◆ Goal of the exercise
Search the data below for "name"; list each line that holds it.

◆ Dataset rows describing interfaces
== Segment start ==
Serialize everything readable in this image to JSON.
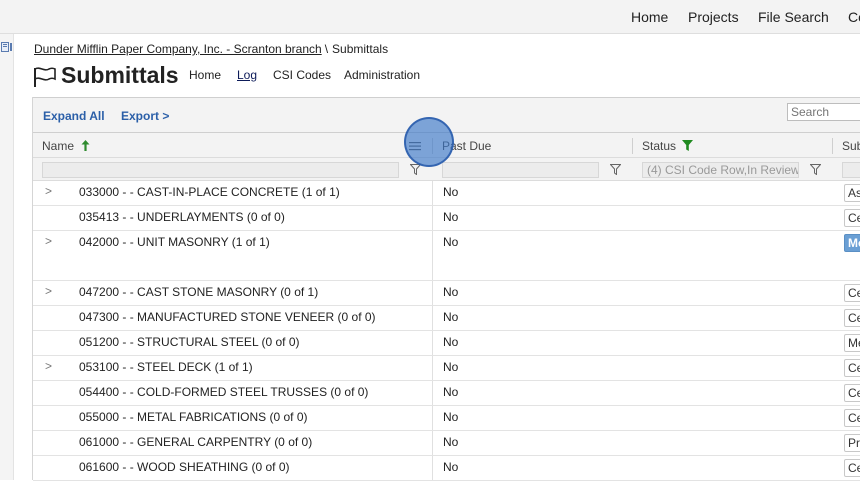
{
  "topnav": {
    "items": [
      {
        "label": "Home"
      },
      {
        "label": "Projects"
      },
      {
        "label": "File Search"
      },
      {
        "label": "Co"
      }
    ]
  },
  "breadcrumb": {
    "link": "Dunder Mifflin Paper Company, Inc. - Scranton branch",
    "separator": "\\",
    "current": "Submittals"
  },
  "page": {
    "title": "Submittals",
    "subnav": [
      {
        "label": "Home"
      },
      {
        "label": "Log",
        "active": true
      },
      {
        "label": "CSI Codes"
      },
      {
        "label": "Administration"
      }
    ]
  },
  "toolbar": {
    "expand_all": "Expand All",
    "export": "Export >",
    "search_placeholder": "Search"
  },
  "columns": {
    "name": "Name",
    "past_due": "Past Due",
    "status": "Status",
    "sub": "Sub"
  },
  "filters": {
    "status_value": "(4) CSI Code Row,In Review"
  },
  "rows": [
    {
      "name": "033000 - - CAST-IN-PLACE CONCRETE (1 of 1)",
      "past_due": "No",
      "expandable": true,
      "sub": "As"
    },
    {
      "name": "035413 - - UNDERLAYMENTS (0 of 0)",
      "past_due": "No",
      "expandable": false,
      "sub": "Ce"
    },
    {
      "name": "042000 - - UNIT MASONRY (1 of 1)",
      "past_due": "No",
      "expandable": true,
      "sub": "Mo"
    },
    {
      "name": "047200 - - CAST STONE MASONRY (0 of 1)",
      "past_due": "No",
      "expandable": true,
      "sub": "Ce"
    },
    {
      "name": "047300 - - MANUFACTURED STONE VENEER (0 of 0)",
      "past_due": "No",
      "expandable": false,
      "sub": "Ce"
    },
    {
      "name": "051200 - - STRUCTURAL STEEL (0 of 0)",
      "past_due": "No",
      "expandable": false,
      "sub": "Me"
    },
    {
      "name": "053100 - - STEEL DECK (1 of 1)",
      "past_due": "No",
      "expandable": true,
      "sub": "Ce"
    },
    {
      "name": "054400 - - COLD-FORMED STEEL TRUSSES (0 of 0)",
      "past_due": "No",
      "expandable": false,
      "sub": "Ce"
    },
    {
      "name": "055000 - - METAL FABRICATIONS (0 of 0)",
      "past_due": "No",
      "expandable": false,
      "sub": "Ce"
    },
    {
      "name": "061000 - - GENERAL CARPENTRY (0 of 0)",
      "past_due": "No",
      "expandable": false,
      "sub": "Pro"
    },
    {
      "name": "061600 - - WOOD SHEATHING (0 of 0)",
      "past_due": "No",
      "expandable": false,
      "sub": "Ce"
    }
  ],
  "colors": {
    "link_blue": "#2b5fa8",
    "sort_arrow_green": "#2e8b2e",
    "filter_green": "#1f8a1f",
    "highlight_blue": "#6a9fd4"
  }
}
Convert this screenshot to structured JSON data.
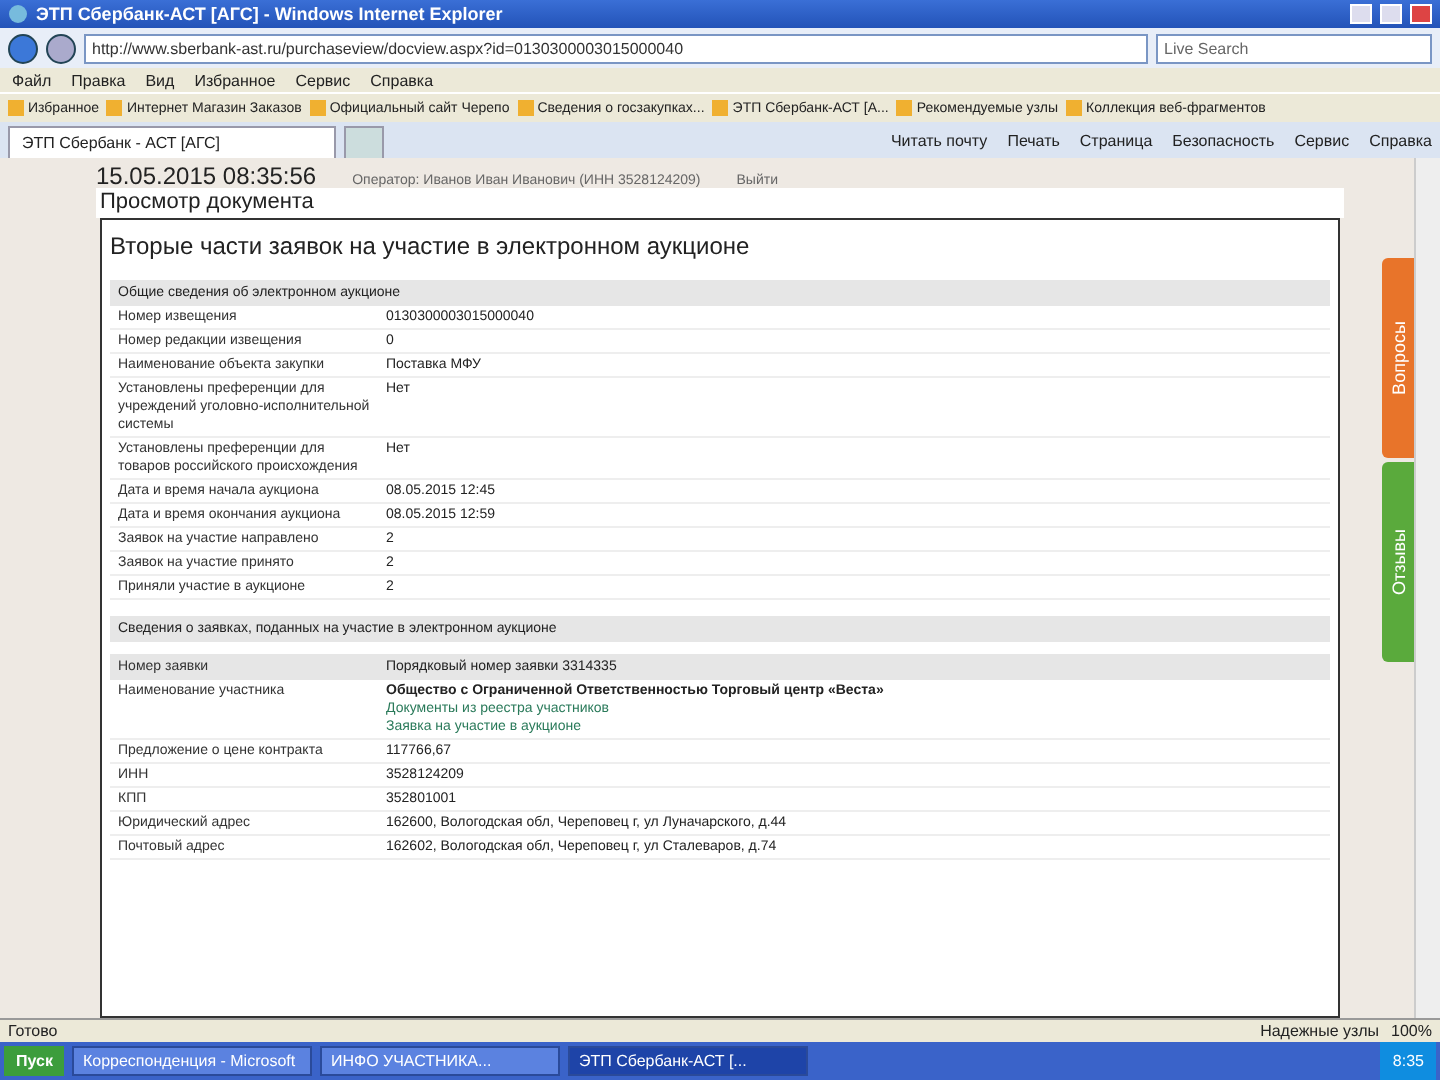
{
  "window": {
    "title": "ЭТП Сбербанк-АСТ [АГС] - Windows Internet Explorer"
  },
  "address_bar": {
    "url": "http://www.sberbank-ast.ru/purchaseview/docview.aspx?id=0130300003015000040"
  },
  "search": {
    "placeholder": "Live Search"
  },
  "menu": [
    "Файл",
    "Правка",
    "Вид",
    "Избранное",
    "Сервис",
    "Справка"
  ],
  "favorites": [
    "Избранное",
    "Интернет Магазин Заказов",
    "Официальный сайт Черепо",
    "Сведения о госзакупках...",
    "ЭТП Сбербанк-АСТ [А...",
    "Рекомендуемые узлы",
    "Коллекция веб-фрагментов"
  ],
  "tab": {
    "label": "ЭТП Сбербанк - АСТ [АГС]"
  },
  "commands": [
    "Читать почту",
    "Печать",
    "Страница",
    "Безопасность",
    "Сервис",
    "Справка"
  ],
  "page": {
    "datetime": "15.05.2015 08:35:56",
    "operator": "Оператор: Иванов Иван Иванович (ИНН 3528124209)",
    "logout": "Выйти",
    "heading": "Просмотр документа",
    "title": "Вторые части заявок на участие в электронном аукционе",
    "general": {
      "title": "Общие сведения об электронном аукционе",
      "rows": [
        {
          "label": "Номер извещения",
          "value": "0130300003015000040"
        },
        {
          "label": "Номер редакции извещения",
          "value": "0"
        },
        {
          "label": "Наименование объекта закупки",
          "value": "Поставка МФУ"
        },
        {
          "label": "Установлены преференции для учреждений уголовно-исполнительной системы",
          "value": "Нет"
        },
        {
          "label": "Установлены преференции для товаров российского происхождения",
          "value": "Нет"
        },
        {
          "label": "Дата и время начала аукциона",
          "value": "08.05.2015 12:45"
        },
        {
          "label": "Дата и время окончания аукциона",
          "value": "08.05.2015 12:59"
        },
        {
          "label": "Заявок на участие направлено",
          "value": "2"
        },
        {
          "label": "Заявок на участие принято",
          "value": "2"
        },
        {
          "label": "Приняли участие в аукционе",
          "value": "2"
        }
      ]
    },
    "applications": {
      "title": "Сведения о заявках, поданных на участие в электронном аукционе",
      "header": {
        "label": "Номер заявки",
        "value": "Порядковый номер заявки 3314335"
      },
      "rows": [
        {
          "label": "Наименование участника",
          "values": [
            {
              "kind": "bold",
              "text": "Общество с Ограниченной Ответственностью Торговый центр «Веста»"
            },
            {
              "kind": "link",
              "text": "Документы из реестра участников"
            },
            {
              "kind": "link",
              "text": "Заявка на участие в аукционе"
            }
          ]
        },
        {
          "label": "Предложение о цене контракта",
          "values": [
            {
              "kind": "text",
              "text": "117766,67"
            }
          ]
        },
        {
          "label": "ИНН",
          "values": [
            {
              "kind": "text",
              "text": "3528124209"
            }
          ]
        },
        {
          "label": "КПП",
          "values": [
            {
              "kind": "text",
              "text": "352801001"
            }
          ]
        },
        {
          "label": "Юридический адрес",
          "values": [
            {
              "kind": "text",
              "text": "162600, Вологодская обл, Череповец г, ул Луначарского, д.44"
            }
          ]
        },
        {
          "label": "Почтовый адрес",
          "values": [
            {
              "kind": "text",
              "text": "162602, Вологодская обл, Череповец г, ул Сталеваров, д.74"
            }
          ]
        }
      ]
    }
  },
  "side_tabs": [
    {
      "label": "Вопросы",
      "color": "#e8742a"
    },
    {
      "label": "Отзывы",
      "color": "#5aaa3c"
    }
  ],
  "status_bar": {
    "text": "Готово",
    "zone": "Надежные узлы",
    "zoom": "100%"
  },
  "taskbar": {
    "start": "Пуск",
    "items": [
      {
        "label": "Корреспонденция - Microsoft",
        "selected": false
      },
      {
        "label": "ИНФО УЧАСТНИКА...",
        "selected": false
      },
      {
        "label": "ЭТП Сбербанк-АСТ [...",
        "selected": true
      }
    ],
    "clock": "8:35"
  }
}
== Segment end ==
◆ Written answer
    "name": "Name",
      "name": "033000 - - CAST-IN-PLACE CONCRETE (1 of 1)",
      "name": "035413 - - UNDERLAYMENTS (0 of 0)",
      "name": "042000 - - UNIT MASONRY (1 of 1)",
      "name": "047200 - - CAST STONE MASONRY (0 of 1)",
      "name": "047300 - - MANUFACTURED STONE VENEER (0 of 0)",
      "name": "051200 - - STRUCTURAL STEEL (0 of 0)",
      "name": "053100 - - STEEL DECK (1 of 1)",
      "name": "054400 - - COLD-FORMED STEEL TRUSSES (0 of 0)",
      "name": "055000 - - METAL FABRICATIONS (0 of 0)",
      "name": "061000 - - GENERAL CARPENTRY (0 of 0)",
      "name": "061600 - - WOOD SHEATHING (0 of 0)",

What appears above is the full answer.